Antarctica 2012: Summits On Vinson!

16 06 descent

Yesterday was a busy one on the highest peak in Antarctica as teams claimed the first summits of the season on Mt. Vinson. The remote peak stands 4892 meters (16,050 ft) in height but challenges climbers with its high winds and often brutally cold temperatures. That wasn’t the case yesterday however, where improved conditions made for an almost perfect day for climbing.

The Berg Adventures squad was amongst the first to reach the top, putting several team members on the summit. They arrived on top at about 3:25 PM local time, after taking about six hours to complete the ascent from High Camp. Their route took them up the steeper west side of the mountain, which is more demanding, but made for a quicker climb in the near-perfect conditions. The BA team estimates that there were approximately 24 total climbers from all teams that topped out in this first push. The climbers are now safely back in High Camp and should complete their descent today.

The Adventure Consultants team put two climbers on the summit as well, taking 9.5 hours to make the round trip from HC to the top and back. Their post-climb dispatch says that temperatures were a balmy -20ºC/-4ºF on the summit, which is relatively warm for Vinson. The climbers will descend back to Base Camp today where they expect to hop an ALE flight to Union Glacier where they’ll await word on the return trip to Punta Arenas, weather permitting.

Finally, the IMG team also completed their climb of Vinson yesterday, taking roughly 10 hours to go from High Camp to the summit and back. By all accounts it was a text book climb, with guides making good decisions about when to go up and the entire team executing the plan to perfection. They’re safely back in HC as well and will complete the descent back to BC today.

This pretty much wraps up the first round of climbs on Vinson but there will be more to come over the next few weeks. Considering the mountain is one of the Seven Summits, it is a milestone climb for anyone considering an attempt on all of those mountains. The window for making that climb is fairly narrow each year, so I would expect similar reports from other climbing teams through the end of December.

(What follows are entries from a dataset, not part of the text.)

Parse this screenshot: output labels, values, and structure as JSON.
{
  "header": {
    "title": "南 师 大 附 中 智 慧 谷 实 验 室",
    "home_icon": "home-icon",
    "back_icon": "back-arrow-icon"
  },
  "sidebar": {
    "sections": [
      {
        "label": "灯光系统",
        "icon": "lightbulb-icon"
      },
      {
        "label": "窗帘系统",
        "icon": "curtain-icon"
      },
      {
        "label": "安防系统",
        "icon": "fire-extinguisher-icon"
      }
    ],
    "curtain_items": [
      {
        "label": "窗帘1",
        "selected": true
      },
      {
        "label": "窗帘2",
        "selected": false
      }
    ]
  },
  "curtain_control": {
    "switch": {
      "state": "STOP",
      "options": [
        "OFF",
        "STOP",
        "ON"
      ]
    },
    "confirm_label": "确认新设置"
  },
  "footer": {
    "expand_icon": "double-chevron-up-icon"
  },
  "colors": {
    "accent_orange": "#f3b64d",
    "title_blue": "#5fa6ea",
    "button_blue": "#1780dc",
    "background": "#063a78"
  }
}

Congratulations to all of the climbers who topped out yesterday. Well done!

Kraig Becker